THE PROBLEM:
Copy the records below exactly, leaving out any pictures.

TASK INPUTS:
-- Opening Marker --
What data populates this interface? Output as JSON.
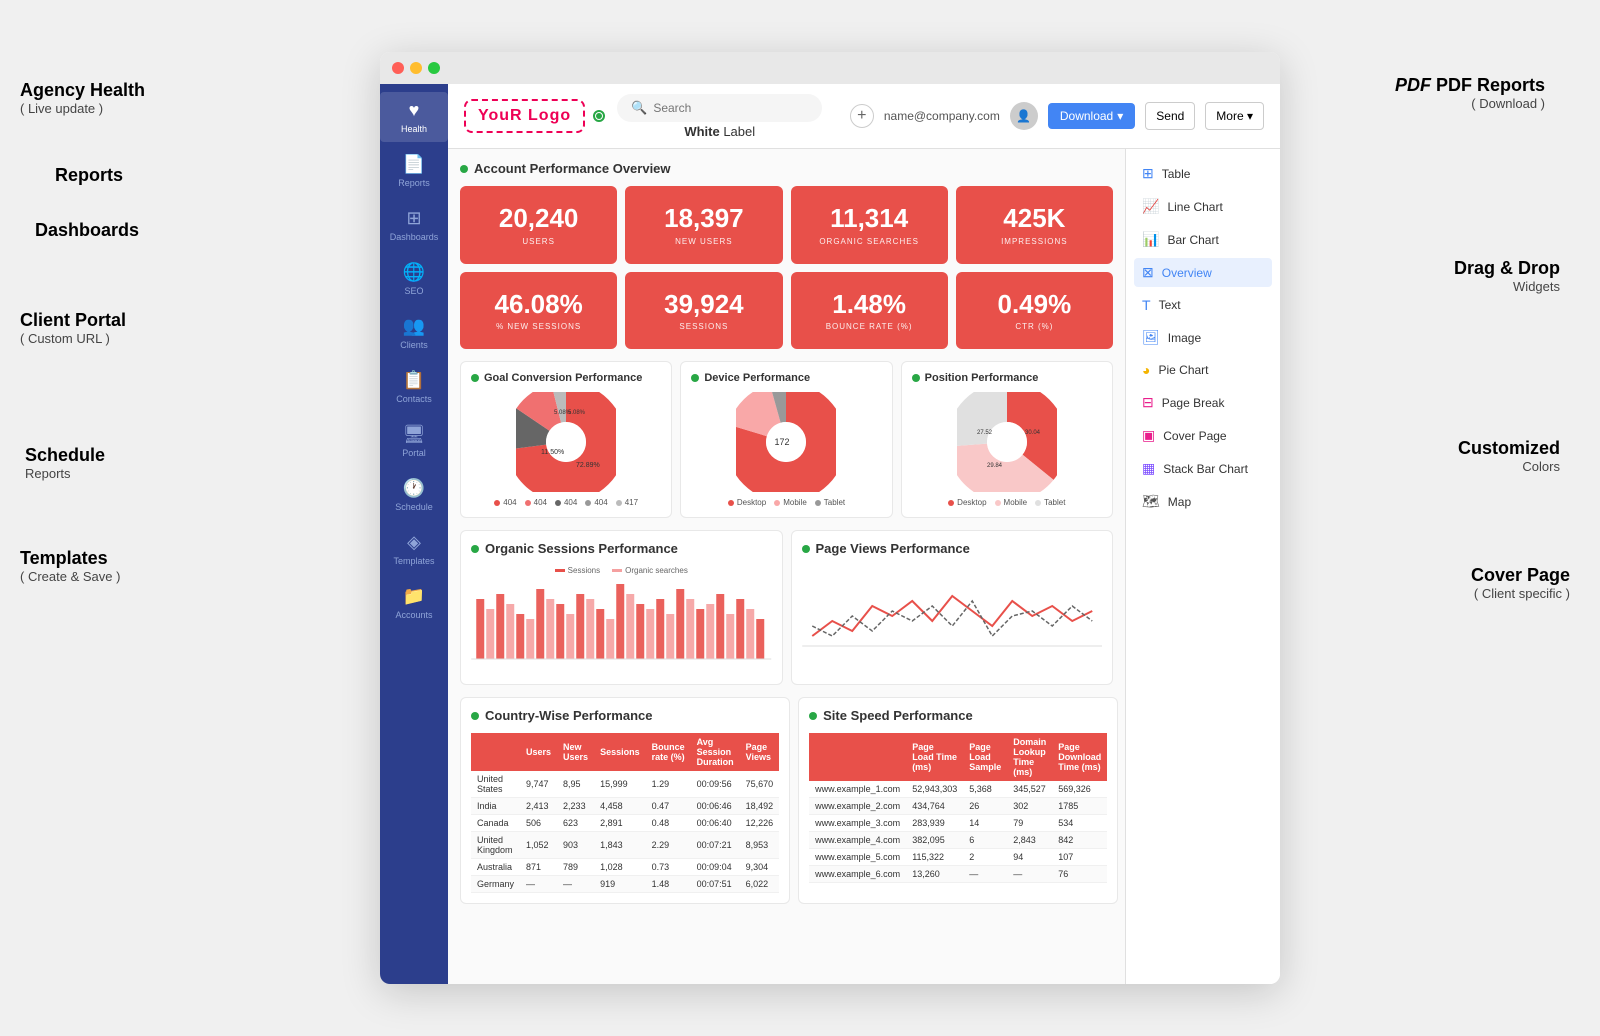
{
  "annotations": {
    "agency_health": "Agency Health",
    "live_update": "( Live update )",
    "reports": "Reports",
    "dashboards": "Dashboards",
    "client_portal": "Client Portal",
    "custom_url": "( Custom URL )",
    "schedule": "Schedule",
    "schedule_sub": "Reports",
    "templates": "Templates",
    "templates_sub": "( Create & Save )",
    "pdf_reports": "PDF Reports",
    "pdf_download": "( Download )",
    "drag_drop": "Drag & Drop",
    "widgets": "Widgets",
    "customized": "Customized",
    "colors": "Colors",
    "cover_page": "Cover Page",
    "cover_sub": "( Client specific )"
  },
  "sidebar": {
    "items": [
      {
        "label": "Health",
        "icon": "♥",
        "active": true
      },
      {
        "label": "Reports",
        "icon": "📄",
        "active": false
      },
      {
        "label": "Dashboards",
        "icon": "⊞",
        "active": false
      },
      {
        "label": "SEO",
        "icon": "🌐",
        "active": false
      },
      {
        "label": "Clients",
        "icon": "👥",
        "active": false
      },
      {
        "label": "Contacts",
        "icon": "📋",
        "active": false
      },
      {
        "label": "Portal",
        "icon": "🖥",
        "active": false
      },
      {
        "label": "Schedule",
        "icon": "🕐",
        "active": false
      },
      {
        "label": "Templates",
        "icon": "◈",
        "active": false
      },
      {
        "label": "Accounts",
        "icon": "📁",
        "active": false
      }
    ]
  },
  "topbar": {
    "logo_text": "YouR Logo",
    "white_label": "White",
    "label_suffix": " Label",
    "search_placeholder": "Search",
    "email": "name@company.com",
    "download_label": "Download",
    "send_label": "Send",
    "more_label": "More"
  },
  "report": {
    "title": "Account Performance Overview",
    "stats": [
      {
        "value": "20,240",
        "label": "USERS"
      },
      {
        "value": "18,397",
        "label": "NEW USERS"
      },
      {
        "value": "11,314",
        "label": "ORGANIC SEARCHES"
      },
      {
        "value": "425K",
        "label": "IMPRESSIONS"
      },
      {
        "value": "46.08%",
        "label": "% NEW SESSIONS"
      },
      {
        "value": "39,924",
        "label": "SESSIONS"
      },
      {
        "value": "1.48%",
        "label": "BOUNCE RATE (%)"
      },
      {
        "value": "0.49%",
        "label": "CTR (%)"
      }
    ],
    "charts": [
      {
        "title": "Goal Conversion Performance",
        "type": "pie",
        "legend": [
          {
            "color": "#e8504a",
            "label": "404"
          },
          {
            "color": "#f07070",
            "label": "404"
          },
          {
            "color": "#666",
            "label": "404"
          },
          {
            "color": "#999",
            "label": "404"
          },
          {
            "color": "#bbb",
            "label": "417"
          }
        ],
        "labels": [
          "72.89%",
          "11.50%",
          "5.08%",
          "5.08%"
        ]
      },
      {
        "title": "Device Performance",
        "type": "pie",
        "legend": [
          {
            "color": "#e8504a",
            "label": "Desktop"
          },
          {
            "color": "#f9a8a8",
            "label": "Mobile"
          },
          {
            "color": "#999",
            "label": "Tablet"
          }
        ]
      },
      {
        "title": "Position Performance",
        "type": "pie",
        "legend": [
          {
            "color": "#e8504a",
            "label": "Desktop"
          },
          {
            "color": "#f9a8a8",
            "label": "Mobile"
          },
          {
            "color": "#ddd",
            "label": "Tablet"
          }
        ],
        "labels": [
          "27.52",
          "29.84",
          "30.04"
        ]
      }
    ],
    "organic": {
      "title": "Organic Sessions Performance",
      "legend": [
        "Sessions",
        "Organic searches"
      ]
    },
    "pageviews": {
      "title": "Page Views Performance"
    },
    "country": {
      "title": "Country-Wise Performance",
      "headers": [
        "Users",
        "New Users",
        "Sessions",
        "Bounce rate (%)",
        "Avg Session Duration",
        "Page Views"
      ],
      "rows": [
        [
          "United States",
          "9,747",
          "8,95",
          "15,999",
          "1.29",
          "00:09:56",
          "75,670"
        ],
        [
          "India",
          "2,413",
          "2,233",
          "4,458",
          "0.47",
          "00:06:46",
          "18,492"
        ],
        [
          "Canada",
          "506",
          "623",
          "2,891",
          "0.48",
          "00:06:40",
          "12,226"
        ],
        [
          "United Kingdom",
          "1,052",
          "903",
          "1,843",
          "2.29",
          "00:07:21",
          "8,953"
        ],
        [
          "Australia",
          "871",
          "789",
          "1,028",
          "0.73",
          "00:09:04",
          "9,304"
        ],
        [
          "Germany",
          "—",
          "—",
          "919",
          "1.48",
          "00:07:51",
          "6,022"
        ]
      ]
    },
    "site_speed": {
      "title": "Site Speed Performance",
      "headers": [
        "Page Load Time (ms)",
        "Page Load Sample",
        "Domain Lookup Time (ms)",
        "Page Download Time (ms)"
      ],
      "rows": [
        [
          "www.example_1.com",
          "52,943,303",
          "5,368",
          "345,527",
          "569,326"
        ],
        [
          "www.example_2.com",
          "434,764",
          "26",
          "302",
          "1785"
        ],
        [
          "www.example_3.com",
          "283,939",
          "14",
          "79",
          "534"
        ],
        [
          "www.example_4.com",
          "382,095",
          "6",
          "2,843",
          "842"
        ],
        [
          "www.example_5.com",
          "115,322",
          "2",
          "94",
          "107"
        ],
        [
          "www.example_6.com",
          "13,260",
          "—",
          "—",
          "76"
        ]
      ]
    }
  },
  "widgets": {
    "items": [
      {
        "label": "Table",
        "icon": "table"
      },
      {
        "label": "Line Chart",
        "icon": "linechart"
      },
      {
        "label": "Bar Chart",
        "icon": "barchart"
      },
      {
        "label": "Overview",
        "icon": "overview",
        "active": true
      },
      {
        "label": "Text",
        "icon": "text"
      },
      {
        "label": "Image",
        "icon": "image"
      },
      {
        "label": "Pie Chart",
        "icon": "piechart"
      },
      {
        "label": "Page Break",
        "icon": "pagebreak"
      },
      {
        "label": "Cover Page",
        "icon": "coverpage"
      },
      {
        "label": "Stack Bar Chart",
        "icon": "stackbar"
      },
      {
        "label": "Map",
        "icon": "map"
      }
    ]
  }
}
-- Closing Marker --
RESULT OF THE EXERCISE:
What data populates this interface? Output as JSON.
{
  "annotations": {
    "agency_health": "Agency Health",
    "live_update": "( Live update )",
    "reports": "Reports",
    "dashboards": "Dashboards",
    "client_portal": "Client Portal",
    "custom_url": "( Custom URL )",
    "schedule": "Schedule",
    "schedule_sub": "Reports",
    "templates": "Templates",
    "templates_sub": "( Create & Save )",
    "pdf_reports": "PDF Reports",
    "pdf_download": "( Download )",
    "drag_drop": "Drag & Drop",
    "widgets": "Widgets",
    "customized": "Customized",
    "colors": "Colors",
    "cover_page": "Cover Page",
    "cover_sub": "( Client specific )"
  },
  "sidebar": {
    "items": [
      {
        "label": "Health",
        "icon": "♥",
        "active": true
      },
      {
        "label": "Reports",
        "icon": "📄",
        "active": false
      },
      {
        "label": "Dashboards",
        "icon": "⊞",
        "active": false
      },
      {
        "label": "SEO",
        "icon": "🌐",
        "active": false
      },
      {
        "label": "Clients",
        "icon": "👥",
        "active": false
      },
      {
        "label": "Contacts",
        "icon": "📋",
        "active": false
      },
      {
        "label": "Portal",
        "icon": "🖥",
        "active": false
      },
      {
        "label": "Schedule",
        "icon": "🕐",
        "active": false
      },
      {
        "label": "Templates",
        "icon": "◈",
        "active": false
      },
      {
        "label": "Accounts",
        "icon": "📁",
        "active": false
      }
    ]
  },
  "topbar": {
    "logo_text": "YouR Logo",
    "white_label": "White",
    "label_suffix": " Label",
    "search_placeholder": "Search",
    "email": "name@company.com",
    "download_label": "Download",
    "send_label": "Send",
    "more_label": "More"
  },
  "report": {
    "title": "Account Performance Overview",
    "stats": [
      {
        "value": "20,240",
        "label": "USERS"
      },
      {
        "value": "18,397",
        "label": "NEW USERS"
      },
      {
        "value": "11,314",
        "label": "ORGANIC SEARCHES"
      },
      {
        "value": "425K",
        "label": "IMPRESSIONS"
      },
      {
        "value": "46.08%",
        "label": "% NEW SESSIONS"
      },
      {
        "value": "39,924",
        "label": "SESSIONS"
      },
      {
        "value": "1.48%",
        "label": "BOUNCE RATE (%)"
      },
      {
        "value": "0.49%",
        "label": "CTR (%)"
      }
    ],
    "charts": [
      {
        "title": "Goal Conversion Performance",
        "type": "pie",
        "legend": [
          {
            "color": "#e8504a",
            "label": "404"
          },
          {
            "color": "#f07070",
            "label": "404"
          },
          {
            "color": "#666",
            "label": "404"
          },
          {
            "color": "#999",
            "label": "404"
          },
          {
            "color": "#bbb",
            "label": "417"
          }
        ],
        "labels": [
          "72.89%",
          "11.50%",
          "5.08%",
          "5.08%"
        ]
      },
      {
        "title": "Device Performance",
        "type": "pie",
        "legend": [
          {
            "color": "#e8504a",
            "label": "Desktop"
          },
          {
            "color": "#f9a8a8",
            "label": "Mobile"
          },
          {
            "color": "#999",
            "label": "Tablet"
          }
        ]
      },
      {
        "title": "Position Performance",
        "type": "pie",
        "legend": [
          {
            "color": "#e8504a",
            "label": "Desktop"
          },
          {
            "color": "#f9a8a8",
            "label": "Mobile"
          },
          {
            "color": "#ddd",
            "label": "Tablet"
          }
        ],
        "labels": [
          "27.52",
          "29.84",
          "30.04"
        ]
      }
    ],
    "organic": {
      "title": "Organic Sessions Performance",
      "legend": [
        "Sessions",
        "Organic searches"
      ]
    },
    "pageviews": {
      "title": "Page Views Performance"
    },
    "country": {
      "title": "Country-Wise Performance",
      "headers": [
        "Users",
        "New Users",
        "Sessions",
        "Bounce rate (%)",
        "Avg Session Duration",
        "Page Views"
      ],
      "rows": [
        [
          "United States",
          "9,747",
          "8,95",
          "15,999",
          "1.29",
          "00:09:56",
          "75,670"
        ],
        [
          "India",
          "2,413",
          "2,233",
          "4,458",
          "0.47",
          "00:06:46",
          "18,492"
        ],
        [
          "Canada",
          "506",
          "623",
          "2,891",
          "0.48",
          "00:06:40",
          "12,226"
        ],
        [
          "United Kingdom",
          "1,052",
          "903",
          "1,843",
          "2.29",
          "00:07:21",
          "8,953"
        ],
        [
          "Australia",
          "871",
          "789",
          "1,028",
          "0.73",
          "00:09:04",
          "9,304"
        ],
        [
          "Germany",
          "—",
          "—",
          "919",
          "1.48",
          "00:07:51",
          "6,022"
        ]
      ]
    },
    "site_speed": {
      "title": "Site Speed Performance",
      "headers": [
        "Page Load Time (ms)",
        "Page Load Sample",
        "Domain Lookup Time (ms)",
        "Page Download Time (ms)"
      ],
      "rows": [
        [
          "www.example_1.com",
          "52,943,303",
          "5,368",
          "345,527",
          "569,326"
        ],
        [
          "www.example_2.com",
          "434,764",
          "26",
          "302",
          "1785"
        ],
        [
          "www.example_3.com",
          "283,939",
          "14",
          "79",
          "534"
        ],
        [
          "www.example_4.com",
          "382,095",
          "6",
          "2,843",
          "842"
        ],
        [
          "www.example_5.com",
          "115,322",
          "2",
          "94",
          "107"
        ],
        [
          "www.example_6.com",
          "13,260",
          "—",
          "—",
          "76"
        ]
      ]
    }
  },
  "widgets": {
    "items": [
      {
        "label": "Table",
        "icon": "table"
      },
      {
        "label": "Line Chart",
        "icon": "linechart"
      },
      {
        "label": "Bar Chart",
        "icon": "barchart"
      },
      {
        "label": "Overview",
        "icon": "overview",
        "active": true
      },
      {
        "label": "Text",
        "icon": "text"
      },
      {
        "label": "Image",
        "icon": "image"
      },
      {
        "label": "Pie Chart",
        "icon": "piechart"
      },
      {
        "label": "Page Break",
        "icon": "pagebreak"
      },
      {
        "label": "Cover Page",
        "icon": "coverpage"
      },
      {
        "label": "Stack Bar Chart",
        "icon": "stackbar"
      },
      {
        "label": "Map",
        "icon": "map"
      }
    ]
  }
}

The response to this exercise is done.